Earlier this month, Tell MAMA, the organisation which measures anti-Muslim attacks in the UK, released its latest annual report for 2016, highlighting “the gendered nature of anti-Muslim prejudice at a street level”. It noted a 47% rise in street-based incidents and of these, 56% of the victims were female.
The fact that black Muslim women sit at the particular intersection of anti-racism, misogyny and Islamophobia is something that has, in recent times, been voiced and the report itself acknowledges a “need to fully understand the intersectional nature of anti-Muslim hatred where race, gender and anti-Muslim prejudice intersect”. The greatest impact is reportedly felt by “visible Muslim women” — those wearing Islamic clothing such as the hijab (headscarf), niqab (face veil) and the abaya (loose over-robe). When combined with specifically anti-black racism, where then does this leave black Muslim women?

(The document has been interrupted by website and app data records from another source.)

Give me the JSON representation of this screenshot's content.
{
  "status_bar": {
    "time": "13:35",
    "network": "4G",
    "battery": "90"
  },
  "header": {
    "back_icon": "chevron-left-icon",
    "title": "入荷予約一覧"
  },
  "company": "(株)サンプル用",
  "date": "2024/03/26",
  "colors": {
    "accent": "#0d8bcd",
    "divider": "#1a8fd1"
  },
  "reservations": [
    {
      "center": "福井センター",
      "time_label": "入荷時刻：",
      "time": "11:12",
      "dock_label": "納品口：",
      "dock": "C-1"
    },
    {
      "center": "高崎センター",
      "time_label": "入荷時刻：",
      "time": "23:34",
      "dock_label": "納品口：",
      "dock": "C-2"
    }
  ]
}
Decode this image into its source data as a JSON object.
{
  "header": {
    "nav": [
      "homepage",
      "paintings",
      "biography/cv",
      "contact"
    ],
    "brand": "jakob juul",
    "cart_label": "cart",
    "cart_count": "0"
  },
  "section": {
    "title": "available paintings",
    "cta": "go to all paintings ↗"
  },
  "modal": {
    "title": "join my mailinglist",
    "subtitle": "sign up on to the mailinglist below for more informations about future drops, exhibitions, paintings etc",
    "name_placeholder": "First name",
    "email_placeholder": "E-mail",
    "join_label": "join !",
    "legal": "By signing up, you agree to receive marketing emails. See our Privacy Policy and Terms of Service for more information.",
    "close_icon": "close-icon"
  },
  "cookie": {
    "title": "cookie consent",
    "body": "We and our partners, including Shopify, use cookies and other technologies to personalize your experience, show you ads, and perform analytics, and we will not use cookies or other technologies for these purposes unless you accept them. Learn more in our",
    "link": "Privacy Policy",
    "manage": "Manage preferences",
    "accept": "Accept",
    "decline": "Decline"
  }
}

Black and Muslim in Britain, an online project which launched during Black History Month this year, collates experiences of influential black Muslims in the UK, giving a platform to stories and experiences that are often sidelined or erased completely. On episode five of the series, in response to the question ‘what does it feel like to be black and Muslim in the UK?’, Halimat Shode, writer and founder of The Black Muslim Times UK, explains: “To me, it’s to be erased from many conversations and discussions around identity.